You can add quizzes for your readers to answer in your ebook. Kotobee refers to them as Questions and iBooks refers to them as Reviews.
Both Kotobee Author and iBooks Author offer multiple choice questions with text or image questions and single or multiple correct answers.
With iBooks Author, you can also add images as MCQ choices. The most stunning of the question types is iBooks drag and drop questions: text labels or thumbnails can be dragged to set locations on a graphic. Kotobee, on the other hand, offers the more traditional true-false questions and short answer questions. You may determine the number of lines that appears for the answer and set the correct keywords.

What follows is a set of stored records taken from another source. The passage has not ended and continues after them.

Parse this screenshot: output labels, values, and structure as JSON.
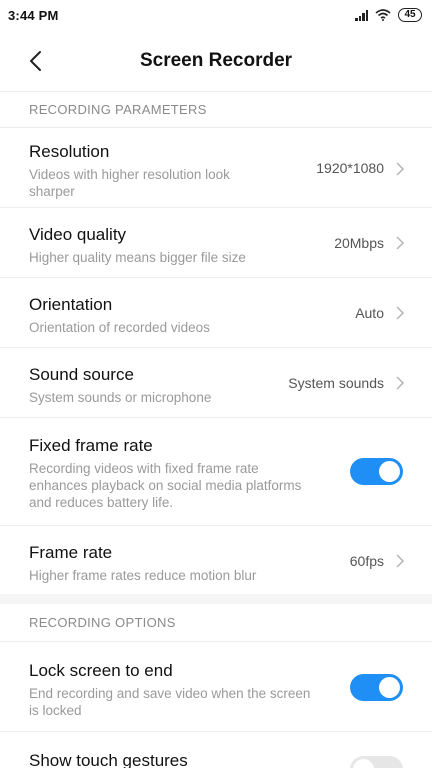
{
  "status_bar": {
    "time": "3:44 PM",
    "battery": "45"
  },
  "header": {
    "title": "Screen Recorder"
  },
  "sections": {
    "parameters": {
      "label": "RECORDING PARAMETERS"
    },
    "options": {
      "label": "RECORDING OPTIONS"
    }
  },
  "settings": {
    "resolution": {
      "title": "Resolution",
      "subtitle_line1": "Videos with higher resolution look",
      "subtitle_line2": "sharper",
      "value": "1920*1080"
    },
    "video_quality": {
      "title": "Video quality",
      "subtitle": "Higher quality means bigger file size",
      "value": "20Mbps"
    },
    "orientation": {
      "title": "Orientation",
      "subtitle": "Orientation of recorded videos",
      "value": "Auto"
    },
    "sound_source": {
      "title": "Sound source",
      "subtitle": "System sounds or microphone",
      "value": "System sounds"
    },
    "fixed_frame_rate": {
      "title": "Fixed frame rate",
      "subtitle_line1": "Recording videos with fixed frame rate",
      "subtitle_line2": "enhances playback on social media platforms",
      "subtitle_line3": "and reduces battery life.",
      "enabled": true
    },
    "frame_rate": {
      "title": "Frame rate",
      "subtitle": "Higher frame rates reduce motion blur",
      "value": "60fps"
    },
    "lock_screen": {
      "title": "Lock screen to end",
      "subtitle_line1": "End recording and save video when the screen",
      "subtitle_line2": "is locked",
      "enabled": true
    },
    "show_touch": {
      "title": "Show touch gestures",
      "enabled": false
    }
  },
  "colors": {
    "accent": "#1f8ff5",
    "toggle_off": "#e6e6e6",
    "subtitle": "#9a9a9a",
    "section_label": "#8a8a8a"
  },
  "icons": {
    "back": "chevron-left-icon",
    "row_arrow": "chevron-right-icon"
  }
}
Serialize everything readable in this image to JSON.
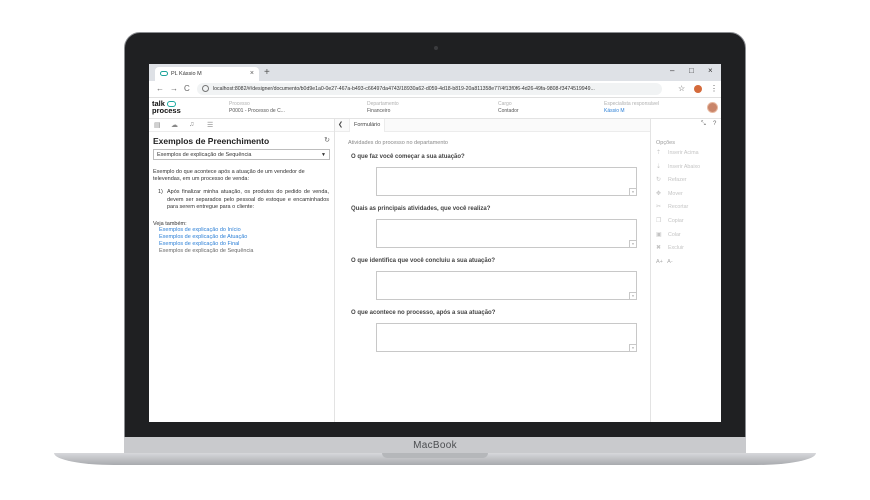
{
  "laptop": {
    "brand": "MacBook"
  },
  "browser": {
    "tab_title": "PL Kássio M",
    "tab_close": "×",
    "new_tab": "+",
    "window_controls": [
      "–",
      "□",
      "×"
    ],
    "nav": {
      "back": "←",
      "forward": "→",
      "reload": "C"
    },
    "url": "localhost:8082/#/designer/documento/b0d9e1a0-0e27-467a-b493-c66497da4743/18930a62-d059-4d18-b819-20a811358e77/4f13f0f6-4d26-49fa-9808-f3474519949..."
  },
  "app": {
    "logo": [
      "talk",
      "process"
    ],
    "meta": [
      {
        "key": "Processo",
        "value": "P0001 - Processo de C..."
      },
      {
        "key": "Departamento",
        "value": "Financeiro"
      },
      {
        "key": "Cargo",
        "value": "Contador"
      },
      {
        "key": "Especialista responsável",
        "value": "Kássio M"
      }
    ]
  },
  "left": {
    "title": "Exemplos de Preenchimento",
    "select_value": "Exemplos de explicação de Sequência",
    "intro": "Exemplo do que acontece após a atuação de um vendedor de televendas, em um processo de venda:",
    "items": [
      {
        "num": "1)",
        "text": "Após finalizar minha atuação, os produtos do pedido de venda, devem ser separados pelo pessoal do estoque e encaminhados para serem entregue para o cliente:"
      }
    ],
    "see_also_label": "Veja também:",
    "see_also": [
      "Exemplos de explicação do Início",
      "Exemplos de explicação de Atuação",
      "Exemplos de explicação do Final",
      "Exemplos de explicação de Sequência"
    ]
  },
  "main": {
    "tab": "Formulário",
    "breadcrumb": "Atividades do processo no departamento",
    "questions": [
      "O que faz você começar a sua atuação?",
      "Quais as principais atividades, que você realiza?",
      "O que identifica que você concluiu a sua atuação?",
      "O que acontece no processo, após a sua atuação?"
    ]
  },
  "right": {
    "title": "Opções",
    "options": [
      "Inserir Acima",
      "Inserir Abaixo",
      "Refazer",
      "Mover",
      "Recortar",
      "Copiar",
      "Colar",
      "Excluir"
    ],
    "font_sizes": [
      "A+",
      "A-"
    ],
    "icons": [
      "insert-above-icon",
      "insert-below-icon",
      "redo-icon",
      "move-icon",
      "cut-icon",
      "copy-icon",
      "paste-icon",
      "delete-icon"
    ]
  }
}
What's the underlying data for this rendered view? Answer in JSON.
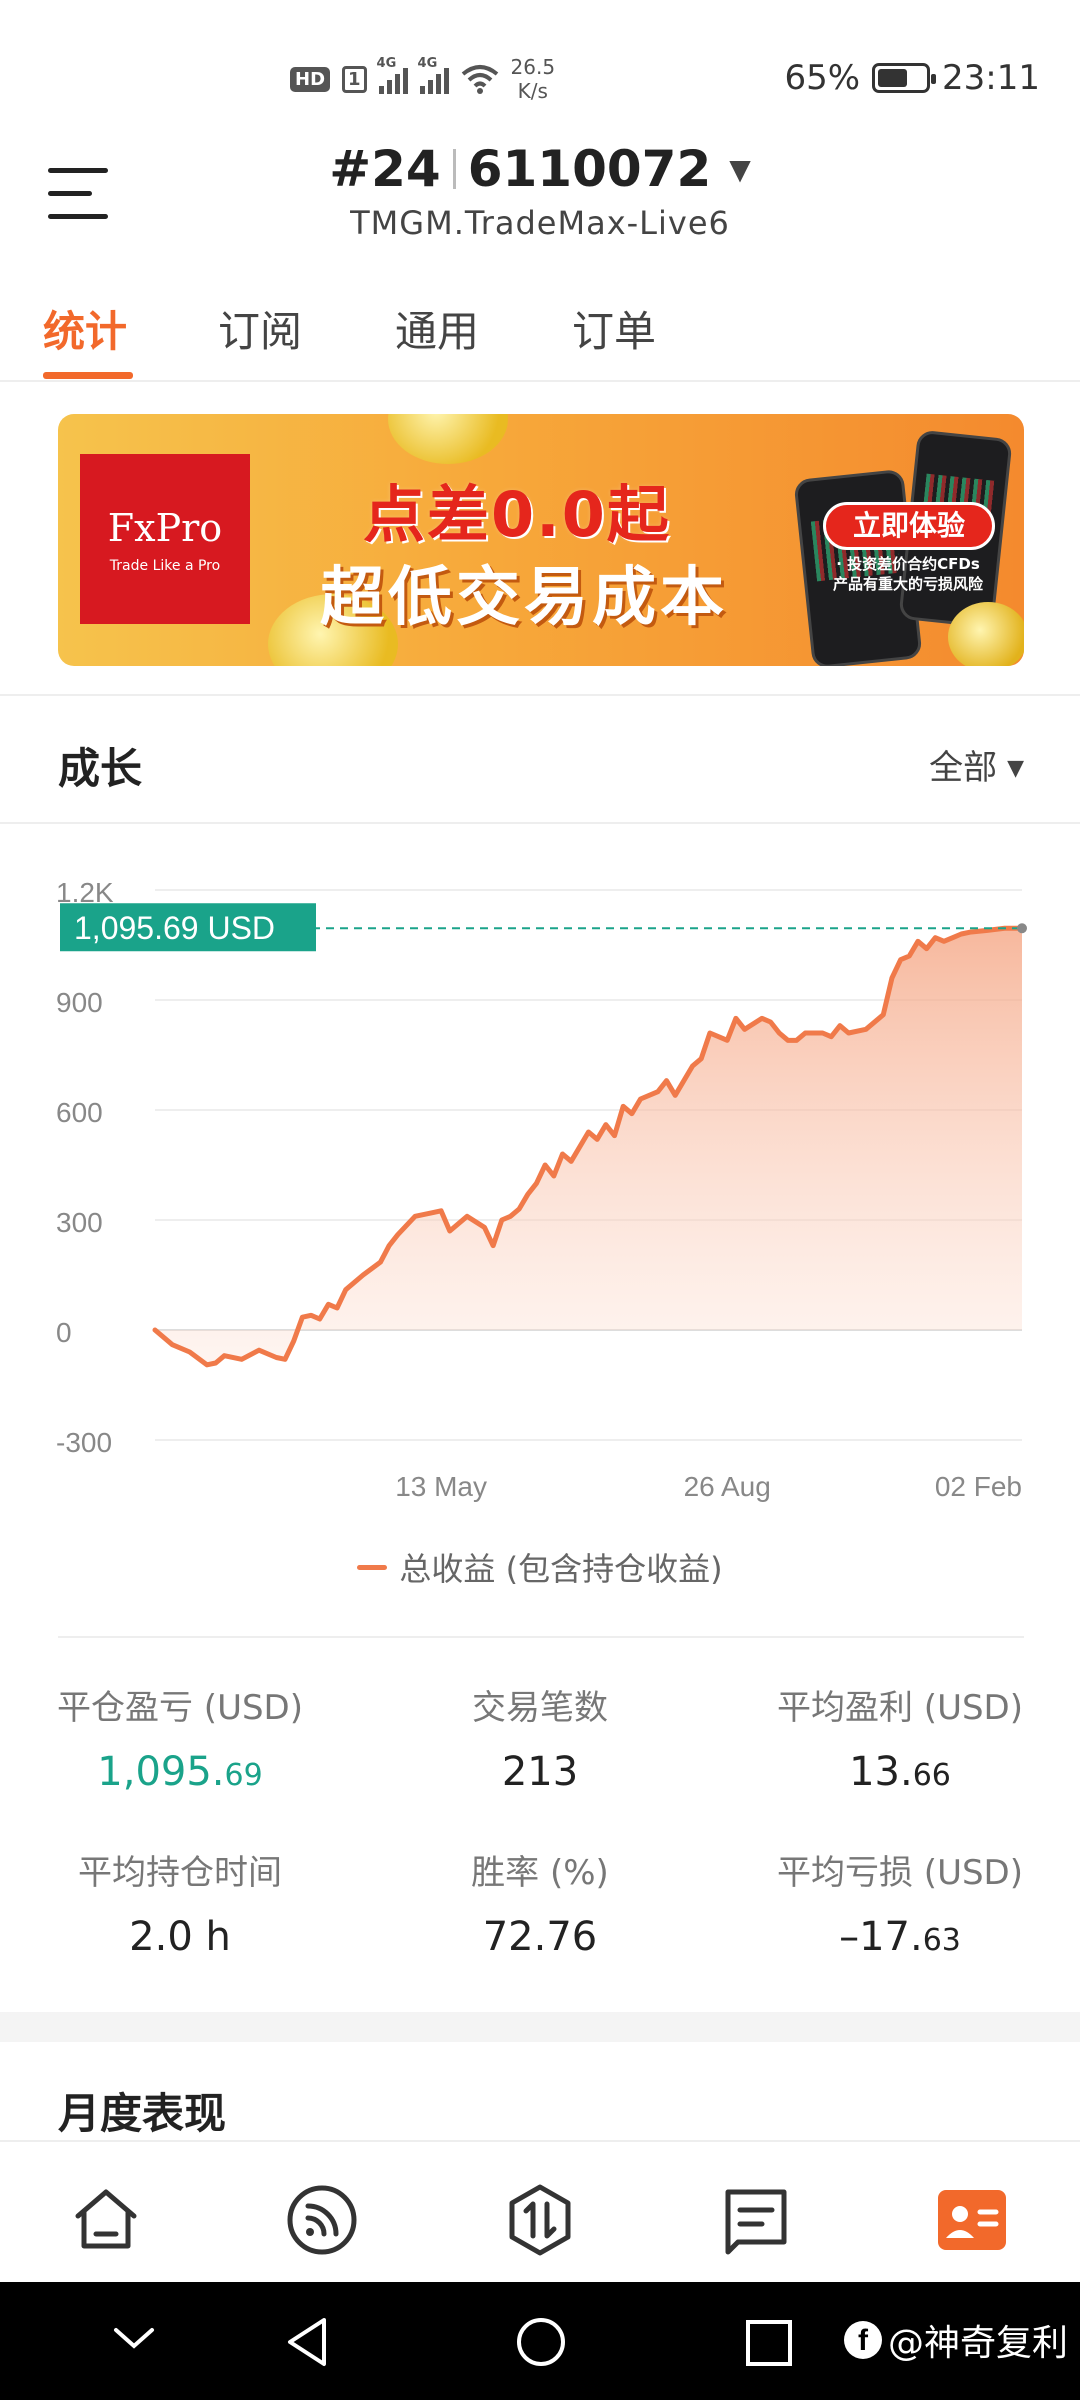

iBooks Author displays each question individually. Kotobee Author displays the complete question set. Besides several color styles, Kotobee offers a few advanced capabilities. The questions can appear in a popup window. The order of the questions can be randomized. Kotobee can also randomly ask a set number of questions from a larger bank of questions that you provide, so the readers get a different set of questions each time–great for fun quizzes and exam security.
The similarities of checking answers in each software ends with that they both check answers. After that, they’re worlds apart.
In Kotobee author, if you add a question set, then the set will be corrected when the reader clicks “Submit answers.” If you add each question individually, then the questions will be checked individually. In iBooks, each question is checked individually regardless. iBooks provides only the correct answer. Kotobee Author can additionally give a score report, an explanation, as well as a link to a reference for further reading. iBooks does not provide a score for question sets. Scoring options in Kotobee vary and allow for weighted point distribution so that harder questions are worth more points than easier questions.
iBooks questions are strictly self-study aids. The score reports will not be sent anywhere. Kotobee author offers three options: emailing results to a preset email address, to an email address entered by the reader, and LMS integration using LTI. What really makes Kotobee the perfect choice for educators, is the fact that it can be exported to a SCORM format. It can send the grades to the educators via email to let them know how their students are doing and what they’re struggling with.
|Kotobee Author||iBooks Author|
|Drag & Drop||✔|
For me, this little feature is probably the most fun. You can see your ebook app on different devices and machines, in portrait and landscape modes. Some of the phone models are a bit old, but it’s nice to be able to see what my ebook will look like on phone, tablet and desktop screens. Unfortunately, it’s available in Kotobee Author, not iBooks.
The export formats are without a doubt Kotobee’s strongest point. Writers can create one interactive ebook and export it in many different formats, both as ebooks and ebook apps. iBooks author exports only PDFs, EPUBs, and iBooks formats. Unfortunately none of which are accepted by Amazon, which means you’ll have to convert the file. I prefer creating my ebook and keeping my options open when it comes to exporting.
Now that we’re done with the technicalities, let’s move on to my personal experience with both software.
The fact that iBooks Author only works on Macbooks was a negative point for me. Yes, I have a MacBook and have been a MacBook user for years, but at work we use Windows. Not having the flexibility to use the software on any machine is a big downfall for me.
Picking a favorite fluctuated with every phase of the project. I was initially impressed with iBooks Author’s templates and the beauty of the interface, but at the end was disappointed that after all my hard work, I can’t publish it on Amazon. Ultimately function won over form, as I preferred the wider range of options available coupled with multiple export formats of Kotobee.